The first thing to say about A Very Expensive Poison is that if you’re looking for a taut political thriller or a James Graham-esque satire then you’re going to be disappointed. It is neither of those things, though it includes elements of both. Neither is it a polemic, though it has polemical scenes and speeches. It’s also not a comedy, a musical, a puppet show, immersive or verbatim, though bits of it are all of those things. It’s exact form is hard to pin down succinctly, as I’m very effectively proving, but as an overall package it is highly effective.
It’s approach to its weighty and serious subject matter is bold. Prebble has no interest in making a documentary and so has gone off in entirely her own direction. Thus the play is serious when it wants to be and sad when it wants to be but it’s also funny, silly and occasionally downright bizarre. Which is also true of the story it’s telling, of course. Nothing that happens in this play is an accident. The structure of the play lends itself to this perfectly, the idea being that the characters are telling the audience (and the police) their story directly, physically stepping out of the set and changing accents to narrate their own lives - and deaths. A lot of the play is direct address to the audience, which I suspect will prove a bit Marmite but I thought was really effective. For a play which is ultimately about a search for truth, it’s very powerful to have key characters’ truths delivered directly to the audience with no interlocutors whatsoever. Equally, in a play which is also about the relationship between the truth and power, it’s very impactful to hear the most powerful character on stage, The President, trying to discredit that truth. That he does much of this from a seat in the audience is really clever, doubly so since he sits in the equivalent seat that Stadler and Waldorf occupy in The Muppet Show!
Form and approach aside, Prebble’s actual writing is also fantastic. At it’s most basic, it’s a brilliant telling of a complex and ridiculous story; no huge chunks of exposition, just great narrative drive. It doesn’t shy away at all from the horrid realities of the story either. This is a seriously political, punchy piece. At the same time though, Prebble is evidently clear that it’s also a love story. The Litvinenkos, both Alexander and, especially, Marina, are beautifully written and force the piece on perfectly. It is also properly laugh out loud funny, but never in a way that feels forced or insensitive. The changes of gear between funny and really not funny at all keep the audience on their toes wonderfully, especially given many of the zingiest one liners are given to The President. A lovely illustration of what charisma and comic timing can hide in a politician WHICH DOESN’T FEEL RELEVANT TO THE UK RIGHT NOW AT ALL OBVIOUSLY.
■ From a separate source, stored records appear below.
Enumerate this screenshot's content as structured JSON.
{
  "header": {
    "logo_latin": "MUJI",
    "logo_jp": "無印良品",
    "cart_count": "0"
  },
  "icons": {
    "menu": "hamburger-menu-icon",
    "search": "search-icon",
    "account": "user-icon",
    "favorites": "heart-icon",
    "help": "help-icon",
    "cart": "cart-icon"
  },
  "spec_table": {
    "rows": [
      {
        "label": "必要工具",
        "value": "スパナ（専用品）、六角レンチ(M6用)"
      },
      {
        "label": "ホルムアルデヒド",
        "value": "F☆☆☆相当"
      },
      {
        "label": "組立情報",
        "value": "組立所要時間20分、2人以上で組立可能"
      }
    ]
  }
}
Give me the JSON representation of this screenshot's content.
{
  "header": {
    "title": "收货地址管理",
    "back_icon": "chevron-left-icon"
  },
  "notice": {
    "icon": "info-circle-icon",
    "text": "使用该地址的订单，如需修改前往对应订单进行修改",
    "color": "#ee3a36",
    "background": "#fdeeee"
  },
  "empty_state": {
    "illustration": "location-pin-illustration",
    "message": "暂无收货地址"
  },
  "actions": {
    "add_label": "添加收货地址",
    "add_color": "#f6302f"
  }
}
Director John Crowley’s nimble and knowing production is a great match for Prebble’s innovative play. Crowley is clearly all in for every single one of this show’s eccentricities and has marshalled them all into something that feels entirely naturally bonkers rather than desperately trying to be provocative bonkers. Given those elements include various puppets and a giant gold cock (not the chicken type) I find that impressive. Designer Tom Scutt makes it look fantastic, his ‘step in, step out’ box sets gelling perfectly into the structural set up of the piece. Mimi Jordan Sherin’s lighting helps on this front too. The occasional use of UV is a great touch. I can’t claim to remember much of Paddy Cuneen’s music after the event - there’s a lot to process in this one guys - but his songs fit perfectly into proceedings. I didn’t know I needed Peter Polycarpou as a singing, puppet wielding Russian oligarch in my life and yet here we are.
In some ways, the play is so good and the production so innovative that the actual actors struggle to get that much of a look in. Which isn’t to say they’re bad, far from it, I just don’t think the acting is what most people will leave the theatre talking about. We certainly didn’t. Perhaps the exception to this is the brilliant Reece Shearsmith who is an absolute joy of a piece of casting genius as The President: charismatic, very funny, bitchy AF and of course absolutely terrifying. To be clear, in terms of the plot The President is obviously Vladimir Putin but that’s not how he’s played (or styled, or voiced) which is a great decision. Reece Shearsmith as a caricature Putin probably wouldn’t have been that interesting, whereas this freer drawn version really is. MyAnna Buring is wonderfully touching as Marina Litvinenko too whilst Tom Brooke is a sympathetic but just ever so slightly morally ambiguous Alexander. There’s some great comedy work on display, especially from Lloyd Hutchinson as the more inept of the two inept assassins and the aforementioned Peter Polycarpou as Boris Bereszovsky, song and dance man.
A Very Expensive Poison is one of the boldest, most imaginative and most urgent pieces of theatre I’ve seen in a while. It’s not for everyone, I rather suspect, but if you go in with an open mind and curiosity you will love it. You should at least hang around until the beginning of act two to hear the best joke written about The Old Vic ever performed in The Old Vic...
A Very Expensive Poison is at The Old Vic until 5th October.
I sat in my usual OV seat, Lilian Baylis circle A4, and paid £20. Still one of the best value seats in London theatre.